Bank of America poses “a grave threat to U.S. financial stability,” according to watchdog group Public Citizen, which has called for the bank to be broken up.
In a a petition to Federal Reserve Chairman Ben Bernanke and Treasury Secretary Timothy Geithner, the advocacy group said that BofA should be broken up “into one or more institutions that are smaller, less interconnected, less complex, more manageable and, as a result, less systemically dangerous,” something that Public Citizen says the government can do under the Dodd-Frank financial reform act:
Bank of America currently poses a grave threat to U.S. financial stability by any reasonable definition of that phrase. It is the second largest bank holding company in the U.S., holds assets equal to roughly one-seventh of gross domestic product, and is highly complex and interconnected with other financial institutions.
Bank of America is too large and complex to manage or regulate properly, and its financial condition is poor and could deteriorate rapidly at any moment, potentially causing the market to lose confidence in the bank. An ensuing run on the bank could cause a devastating financial crisis.
Public Citizen also sent officials a letter urging regulators to investigate BofA and other “too big to fail” financial institutions, warning that “if any of these institutions were to deteriorate, it could threaten the U.S. financial system.” The letter was co-signed by a number of other advocacy groups and legal scholars, including Americans for Financial Reform, the Center for Media and Democracy and the U.S. Public Interest Research Group.

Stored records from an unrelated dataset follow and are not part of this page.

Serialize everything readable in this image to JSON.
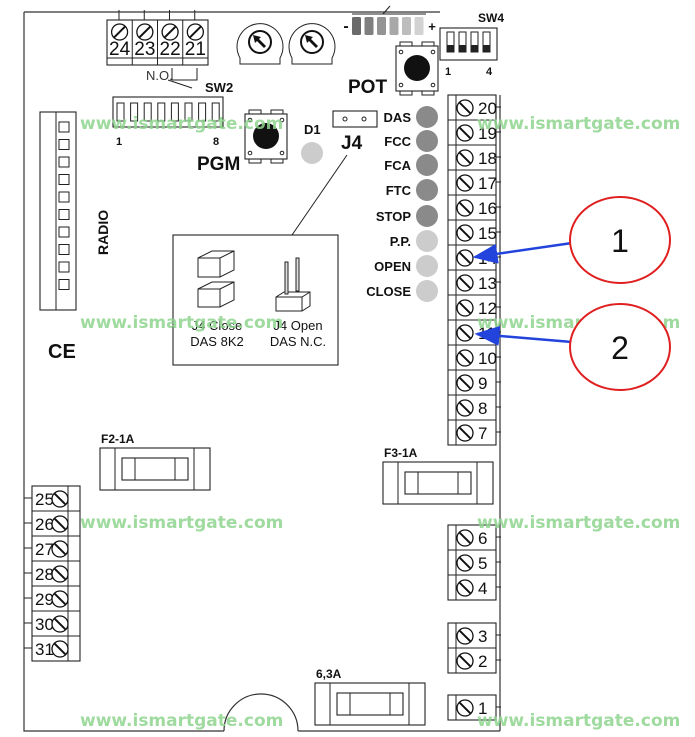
{
  "top_terminals": [
    "24",
    "23",
    "22",
    "21"
  ],
  "no_label": "N.O.",
  "sw2": {
    "label": "SW2",
    "first": "1",
    "last": "8"
  },
  "sw4": {
    "label": "SW4",
    "first": "1",
    "last": "4"
  },
  "pot_label": "POT",
  "pgm_label": "PGM",
  "d1_label": "D1",
  "j4_label": "J4",
  "led_bar": {
    "minus": "-",
    "plus": "+"
  },
  "leds": [
    {
      "label": "DAS",
      "color": "#8a8a8a"
    },
    {
      "label": "FCC",
      "color": "#8a8a8a"
    },
    {
      "label": "FCA",
      "color": "#8a8a8a"
    },
    {
      "label": "FTC",
      "color": "#8a8a8a"
    },
    {
      "label": "STOP",
      "color": "#8a8a8a"
    },
    {
      "label": "P.P.",
      "color": "#cccccc"
    },
    {
      "label": "OPEN",
      "color": "#cccccc"
    },
    {
      "label": "CLOSE",
      "color": "#cccccc"
    }
  ],
  "jumper_box": {
    "close_line1": "J4 Close",
    "close_line2": "DAS 8K2",
    "open_line1": "J4 Open",
    "open_line2": "DAS N.C."
  },
  "radio_label": "RADIO",
  "ce_mark": "CE",
  "right_terminals": [
    "20",
    "19",
    "18",
    "17",
    "16",
    "15",
    "14",
    "13",
    "12",
    "11",
    "10",
    "9",
    "8",
    "7"
  ],
  "right_terminals_mid": [
    "6",
    "5",
    "4"
  ],
  "right_terminals_low": [
    "3",
    "2"
  ],
  "right_terminals_bottom": [
    "1"
  ],
  "left_terminals": [
    "25",
    "26",
    "27",
    "28",
    "29",
    "30",
    "31"
  ],
  "fuses": {
    "f2": "F2-1A",
    "f3": "F3-1A",
    "main": "6,3A"
  },
  "callouts": [
    {
      "label": "1",
      "target_terminal": "14"
    },
    {
      "label": "2",
      "target_terminal": "11"
    }
  ],
  "watermark": "www.ismartgate.com",
  "colors": {
    "callout_circle": "#e02020",
    "arrow": "#2244dd",
    "watermark": "#8fd48f"
  }
}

In a statement, David Arkush, director of Public Citizen’s Congress Watch division, warned that “if Bank of America in its current form were to fail, it would devastate the financial system. We’re asking the regulators to make sure that never happens. The only way to be sure is to reform the institution into something safer before any crisis materializes.”